## [What is needed]
Return each entry precisely as it appears below.

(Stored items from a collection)
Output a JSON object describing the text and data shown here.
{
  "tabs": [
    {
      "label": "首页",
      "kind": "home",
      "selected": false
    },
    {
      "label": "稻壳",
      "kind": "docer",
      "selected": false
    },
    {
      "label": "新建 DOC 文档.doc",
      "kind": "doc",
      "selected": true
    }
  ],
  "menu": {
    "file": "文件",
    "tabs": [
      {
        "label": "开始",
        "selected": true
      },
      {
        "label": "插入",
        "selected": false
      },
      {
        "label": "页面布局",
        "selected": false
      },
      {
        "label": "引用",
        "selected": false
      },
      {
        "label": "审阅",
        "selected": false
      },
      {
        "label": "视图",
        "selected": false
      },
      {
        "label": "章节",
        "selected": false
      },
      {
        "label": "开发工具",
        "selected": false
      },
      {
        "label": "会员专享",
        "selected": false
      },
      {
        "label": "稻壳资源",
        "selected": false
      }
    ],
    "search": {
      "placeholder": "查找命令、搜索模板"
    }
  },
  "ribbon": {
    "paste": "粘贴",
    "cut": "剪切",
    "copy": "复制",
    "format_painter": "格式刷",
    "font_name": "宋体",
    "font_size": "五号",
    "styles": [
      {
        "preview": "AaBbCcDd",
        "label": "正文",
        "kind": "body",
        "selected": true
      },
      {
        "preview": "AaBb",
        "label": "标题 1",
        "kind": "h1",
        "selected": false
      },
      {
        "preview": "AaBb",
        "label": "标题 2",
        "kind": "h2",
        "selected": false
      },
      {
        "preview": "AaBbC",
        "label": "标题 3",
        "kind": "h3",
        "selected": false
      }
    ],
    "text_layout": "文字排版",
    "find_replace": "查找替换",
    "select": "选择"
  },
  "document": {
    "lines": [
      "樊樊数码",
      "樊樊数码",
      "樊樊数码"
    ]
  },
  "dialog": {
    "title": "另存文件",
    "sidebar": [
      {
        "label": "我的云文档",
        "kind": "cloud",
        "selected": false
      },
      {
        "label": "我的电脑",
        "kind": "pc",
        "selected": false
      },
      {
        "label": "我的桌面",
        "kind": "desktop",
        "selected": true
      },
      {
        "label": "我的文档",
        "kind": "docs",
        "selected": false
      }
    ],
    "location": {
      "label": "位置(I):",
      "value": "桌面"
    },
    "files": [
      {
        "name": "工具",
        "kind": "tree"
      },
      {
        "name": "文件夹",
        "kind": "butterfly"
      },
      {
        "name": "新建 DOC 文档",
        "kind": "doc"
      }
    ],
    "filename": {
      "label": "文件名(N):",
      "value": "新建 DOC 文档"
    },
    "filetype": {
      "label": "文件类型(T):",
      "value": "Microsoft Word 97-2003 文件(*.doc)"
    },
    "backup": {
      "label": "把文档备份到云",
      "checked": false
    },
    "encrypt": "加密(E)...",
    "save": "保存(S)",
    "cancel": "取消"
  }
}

## [Solution]
Output a JSON object describing the text and data shown here.
{
  "tabs": [
    {
      "label": "首页",
      "kind": "home",
      "selected": false
    },
    {
      "label": "稻壳",
      "kind": "docer",
      "selected": false
    },
    {
      "label": "新建 DOC 文档.doc",
      "kind": "doc",
      "selected": true
    }
  ],
  "menu": {
    "file": "文件",
    "tabs": [
      {
        "label": "开始",
        "selected": true
      },
      {
        "label": "插入",
        "selected": false
      },
      {
        "label": "页面布局",
        "selected": false
      },
      {
        "label": "引用",
        "selected": false
      },
      {
        "label": "审阅",
        "selected": false
      },
      {
        "label": "视图",
        "selected": false
      },
      {
        "label": "章节",
        "selected": false
      },
      {
        "label": "开发工具",
        "selected": false
      },
      {
        "label": "会员专享",
        "selected": false
      },
      {
        "label": "稻壳资源",
        "selected": false
      }
    ],
    "search": {
      "placeholder": "查找命令、搜索模板"
    }
  },
  "ribbon": {
    "paste": "粘贴",
    "cut": "剪切",
    "copy": "复制",
    "format_painter": "格式刷",
    "font_name": "宋体",
    "font_size": "五号",
    "styles": [
      {
        "preview": "AaBbCcDd",
        "label": "正文",
        "kind": "body",
        "selected": true
      },
      {
        "preview": "AaBb",
        "label": "标题 1",
        "kind": "h1",
        "selected": false
      },
      {
        "preview": "AaBb",
        "label": "标题 2",
        "kind": "h2",
        "selected": false
      },
      {
        "preview": "AaBbC",
        "label": "标题 3",
        "kind": "h3",
        "selected": false
      }
    ],
    "text_layout": "文字排版",
    "find_replace": "查找替换",
    "select": "选择"
  },
  "document": {
    "lines": [
      "樊樊数码",
      "樊樊数码",
      "樊樊数码"
    ]
  },
  "dialog": {
    "title": "另存文件",
    "sidebar": [
      {
        "label": "我的云文档",
        "kind": "cloud",
        "selected": false
      },
      {
        "label": "我的电脑",
        "kind": "pc",
        "selected": false
      },
      {
        "label": "我的桌面",
        "kind": "desktop",
        "selected": true
      },
      {
        "label": "我的文档",
        "kind": "docs",
        "selected": false
      }
    ],
    "location": {
      "label": "位置(I):",
      "value": "桌面"
    },
    "files": [
      {
        "name": "工具",
        "kind": "tree"
      },
      {
        "name": "文件夹",
        "kind": "butterfly"
      },
      {
        "name": "新建 DOC 文档",
        "kind": "doc"
      }
    ],
    "filename": {
      "label": "文件名(N):",
      "value": "新建 DOC 文档"
    },
    "filetype": {
      "label": "文件类型(T):",
      "value": "Microsoft Word 97-2003 文件(*.doc)"
    },
    "backup": {
      "label": "把文档备份到云",
      "checked": false
    },
    "encrypt": "加密(E)...",
    "save": "保存(S)",
    "cancel": "取消"
  }
}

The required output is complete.